------ TASK INPUT

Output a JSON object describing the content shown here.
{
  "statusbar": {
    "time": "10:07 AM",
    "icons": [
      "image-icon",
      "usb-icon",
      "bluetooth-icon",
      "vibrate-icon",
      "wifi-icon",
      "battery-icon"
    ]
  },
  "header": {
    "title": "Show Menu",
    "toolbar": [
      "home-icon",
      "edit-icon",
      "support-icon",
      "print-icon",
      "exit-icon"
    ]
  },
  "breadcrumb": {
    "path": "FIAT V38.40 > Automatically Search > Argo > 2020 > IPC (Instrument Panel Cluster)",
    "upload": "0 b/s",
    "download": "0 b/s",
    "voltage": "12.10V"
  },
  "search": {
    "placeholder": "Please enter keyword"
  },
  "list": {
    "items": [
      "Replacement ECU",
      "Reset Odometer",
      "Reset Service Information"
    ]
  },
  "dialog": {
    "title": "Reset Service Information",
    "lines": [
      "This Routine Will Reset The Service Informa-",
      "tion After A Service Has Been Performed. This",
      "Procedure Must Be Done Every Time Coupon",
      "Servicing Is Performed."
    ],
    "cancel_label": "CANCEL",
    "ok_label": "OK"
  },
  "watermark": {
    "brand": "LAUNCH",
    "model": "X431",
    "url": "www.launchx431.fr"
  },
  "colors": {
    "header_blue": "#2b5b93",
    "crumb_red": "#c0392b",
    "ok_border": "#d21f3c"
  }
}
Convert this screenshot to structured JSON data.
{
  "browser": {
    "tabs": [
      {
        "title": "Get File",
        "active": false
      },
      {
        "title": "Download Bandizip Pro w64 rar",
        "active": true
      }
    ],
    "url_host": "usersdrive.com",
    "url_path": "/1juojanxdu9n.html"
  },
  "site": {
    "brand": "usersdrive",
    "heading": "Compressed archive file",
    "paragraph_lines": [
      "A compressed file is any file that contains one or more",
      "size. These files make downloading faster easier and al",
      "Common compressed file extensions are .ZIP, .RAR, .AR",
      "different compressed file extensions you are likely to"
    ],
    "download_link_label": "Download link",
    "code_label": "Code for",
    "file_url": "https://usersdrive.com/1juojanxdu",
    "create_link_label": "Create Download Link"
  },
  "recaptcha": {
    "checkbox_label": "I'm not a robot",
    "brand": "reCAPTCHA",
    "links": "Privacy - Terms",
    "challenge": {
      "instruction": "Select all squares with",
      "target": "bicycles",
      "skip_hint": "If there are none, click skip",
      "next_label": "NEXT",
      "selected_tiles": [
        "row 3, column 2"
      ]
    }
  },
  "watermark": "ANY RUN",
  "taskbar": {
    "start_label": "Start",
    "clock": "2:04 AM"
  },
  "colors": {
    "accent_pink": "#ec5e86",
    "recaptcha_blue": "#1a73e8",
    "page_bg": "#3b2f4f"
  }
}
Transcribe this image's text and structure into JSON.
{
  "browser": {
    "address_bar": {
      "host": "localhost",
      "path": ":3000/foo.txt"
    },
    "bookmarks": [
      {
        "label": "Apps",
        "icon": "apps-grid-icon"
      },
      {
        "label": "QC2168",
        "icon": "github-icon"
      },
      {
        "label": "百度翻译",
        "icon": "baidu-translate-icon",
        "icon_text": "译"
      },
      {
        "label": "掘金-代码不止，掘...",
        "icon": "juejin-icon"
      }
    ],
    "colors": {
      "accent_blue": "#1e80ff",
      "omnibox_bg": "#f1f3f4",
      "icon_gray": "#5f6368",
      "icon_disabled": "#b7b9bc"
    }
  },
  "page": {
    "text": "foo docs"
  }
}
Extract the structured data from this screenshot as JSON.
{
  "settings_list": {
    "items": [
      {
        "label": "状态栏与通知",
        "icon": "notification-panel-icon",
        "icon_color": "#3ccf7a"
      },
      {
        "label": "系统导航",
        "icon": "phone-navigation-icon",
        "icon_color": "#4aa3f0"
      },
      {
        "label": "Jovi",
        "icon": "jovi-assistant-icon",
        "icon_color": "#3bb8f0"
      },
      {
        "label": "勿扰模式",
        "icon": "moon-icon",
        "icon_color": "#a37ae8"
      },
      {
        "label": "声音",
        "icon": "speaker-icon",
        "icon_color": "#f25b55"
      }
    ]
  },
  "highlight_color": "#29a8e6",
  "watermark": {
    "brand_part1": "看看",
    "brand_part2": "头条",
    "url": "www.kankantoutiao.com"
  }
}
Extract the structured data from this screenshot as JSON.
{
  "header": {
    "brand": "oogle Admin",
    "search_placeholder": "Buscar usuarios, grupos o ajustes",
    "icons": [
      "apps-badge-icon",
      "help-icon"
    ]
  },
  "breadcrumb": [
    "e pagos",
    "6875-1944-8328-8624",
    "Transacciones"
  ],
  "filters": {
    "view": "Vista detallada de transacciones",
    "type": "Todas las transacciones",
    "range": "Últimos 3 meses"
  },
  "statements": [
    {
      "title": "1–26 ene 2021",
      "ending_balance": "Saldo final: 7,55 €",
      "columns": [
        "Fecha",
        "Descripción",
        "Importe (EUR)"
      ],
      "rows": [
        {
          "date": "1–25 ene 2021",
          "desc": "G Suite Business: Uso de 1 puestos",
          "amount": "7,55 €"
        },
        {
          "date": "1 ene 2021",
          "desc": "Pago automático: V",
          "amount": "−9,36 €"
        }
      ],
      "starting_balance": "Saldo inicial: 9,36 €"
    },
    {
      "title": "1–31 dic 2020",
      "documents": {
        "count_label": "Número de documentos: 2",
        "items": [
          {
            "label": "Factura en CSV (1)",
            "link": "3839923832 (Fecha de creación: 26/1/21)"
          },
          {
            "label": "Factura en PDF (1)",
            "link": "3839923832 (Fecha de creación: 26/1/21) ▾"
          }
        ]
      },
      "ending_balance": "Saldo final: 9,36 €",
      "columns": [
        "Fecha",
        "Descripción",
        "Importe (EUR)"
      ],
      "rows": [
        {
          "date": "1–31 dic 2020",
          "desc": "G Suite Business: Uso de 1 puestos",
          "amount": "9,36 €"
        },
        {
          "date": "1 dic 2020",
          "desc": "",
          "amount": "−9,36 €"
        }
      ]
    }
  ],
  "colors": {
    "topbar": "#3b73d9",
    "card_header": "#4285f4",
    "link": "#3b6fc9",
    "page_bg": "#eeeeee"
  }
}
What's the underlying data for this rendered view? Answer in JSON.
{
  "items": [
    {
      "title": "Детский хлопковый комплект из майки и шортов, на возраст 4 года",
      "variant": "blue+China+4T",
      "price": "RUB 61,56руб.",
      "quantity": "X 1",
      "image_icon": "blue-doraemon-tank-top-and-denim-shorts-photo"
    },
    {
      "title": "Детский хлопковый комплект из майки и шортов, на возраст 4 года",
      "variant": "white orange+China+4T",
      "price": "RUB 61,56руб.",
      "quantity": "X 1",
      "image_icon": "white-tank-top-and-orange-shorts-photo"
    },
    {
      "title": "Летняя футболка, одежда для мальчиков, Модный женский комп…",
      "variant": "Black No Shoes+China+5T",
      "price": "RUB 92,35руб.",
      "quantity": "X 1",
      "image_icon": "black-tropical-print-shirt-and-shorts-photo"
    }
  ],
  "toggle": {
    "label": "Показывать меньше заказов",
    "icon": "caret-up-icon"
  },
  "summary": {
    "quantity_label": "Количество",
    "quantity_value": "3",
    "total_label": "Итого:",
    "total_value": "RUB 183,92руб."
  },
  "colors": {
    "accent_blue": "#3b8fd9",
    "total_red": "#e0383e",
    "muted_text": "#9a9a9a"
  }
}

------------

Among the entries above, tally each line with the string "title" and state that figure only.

FINISHED EXERCISE> 9